  Annu Rev Physiol, 73, 283-309.  
20398936 H.Kakutani, M.Kondoh, M.Fukasaka, H.Suzuki, T.Hamakubo, and K.Yagi (2010).
Mucosal vaccination using claudin-4-targeting.
  Biomaterials, 31, 5463-5471.  
19903817 J.Kimura, H.Abe, S.Kamitani, H.Toshima, A.Fukui, M.Miyake, Y.Kamata, Y.Sugita-Konishi, S.Yamamoto, and Y.Horiguchi (2010).
Clostridium perfringens enterotoxin interacts with claudins via electrostatic attraction.
  J Biol Chem, 285, 401-408.  
19447895 C.Wray, Y.Mao, J.Pan, A.Chandrasena, F.Piasta, and J.A.Frank (2009).
Claudin-4 augments alveolar epithelial barrier function and is induced in acute lung injury.
  Am J Physiol Lung Cell Mol Physiol, 297, L219-L227.  
19429681 L.Winkler, C.Gehring, A.Wenzel, S.L.Müller, C.Piehl, G.Krause, I.E.Blasig, and J.Piontek (2009).
Molecular determinants of the interaction between Clostridium perfringens enterotoxin fragments and claudin-3.
  J Biol Chem, 284, 18863-18872.  
19319969 M.K.Findley, and M.Koval (2009).
Regulation and roles for claudin-family tight junction proteins.
  IUBMB Life, 61, 431-437.  
19525389 M.Koval (2009).
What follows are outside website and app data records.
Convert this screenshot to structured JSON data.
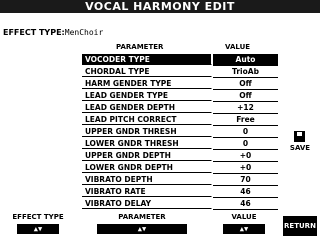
{
  "title": "VOCAL HARMONY EDIT",
  "effect_type": {
    "label": "EFFECT TYPE:",
    "value": "MenChoir"
  },
  "columns": {
    "parameter": "PARAMETER",
    "value": "VALUE"
  },
  "rows": [
    {
      "param": "VOCODER TYPE",
      "value": "Auto",
      "selected": true
    },
    {
      "param": "CHORDAL TYPE",
      "value": "TrioAb"
    },
    {
      "param": "HARM GENDER TYPE",
      "value": "Off"
    },
    {
      "param": "LEAD GENDER TYPE",
      "value": "Off"
    },
    {
      "param": "LEAD GENDER DEPTH",
      "value": "+12"
    },
    {
      "param": "LEAD PITCH CORRECT",
      "value": "Free"
    },
    {
      "param": "UPPER GNDR THRESH",
      "value": "0"
    },
    {
      "param": "LOWER GNDR THRESH",
      "value": "0"
    },
    {
      "param": "UPPER GNDR DEPTH",
      "value": "+0"
    },
    {
      "param": "LOWER GNDR DEPTH",
      "value": "+0"
    },
    {
      "param": "VIBRATO DEPTH",
      "value": "70"
    },
    {
      "param": "VIBRATO RATE",
      "value": "46"
    },
    {
      "param": "VIBRATO DELAY",
      "value": "46"
    }
  ],
  "save_label": "SAVE",
  "bottom": {
    "effect_type": "EFFECT TYPE",
    "parameter": "PARAMETER",
    "value": "VALUE",
    "arrows": "▲▼",
    "return": "RETURN"
  },
  "icons": {
    "save": "floppy-disk-icon",
    "updown": "up-down-arrows-icon"
  }
}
Tight junctions, but not too tight: fine control of lung permeability by claudins.
  Am J Physiol Lung Cell Mol Physiol, 297, L217-L218.  
19824793 M.R.Popoff, and P.Bouvet (2009).
Clostridial toxins.
  Future Microbiol, 4, 1021-1064.  
18415116 C.Förster (2008).
Tight junctions and the modulation of barrier function in disease.
  Histochem Cell Biol, 130, 55-70.  
18782762 J.Ling, H.Liao, R.Clark, M.S.Wong, and D.D.Lo (2008).
Structural constraints for the binding of short peptides to claudin-4 revealed by surface plasmon resonance.
  J Biol Chem, 283, 30585-30595.  
The most recent references are shown first. Citation data come partly from CiteXplore and partly from an automated harvesting procedure. Note that this is likely to be only a partial list as not all journals are covered by either method. However, we are continually building up the citation data so more and more references will be included with time.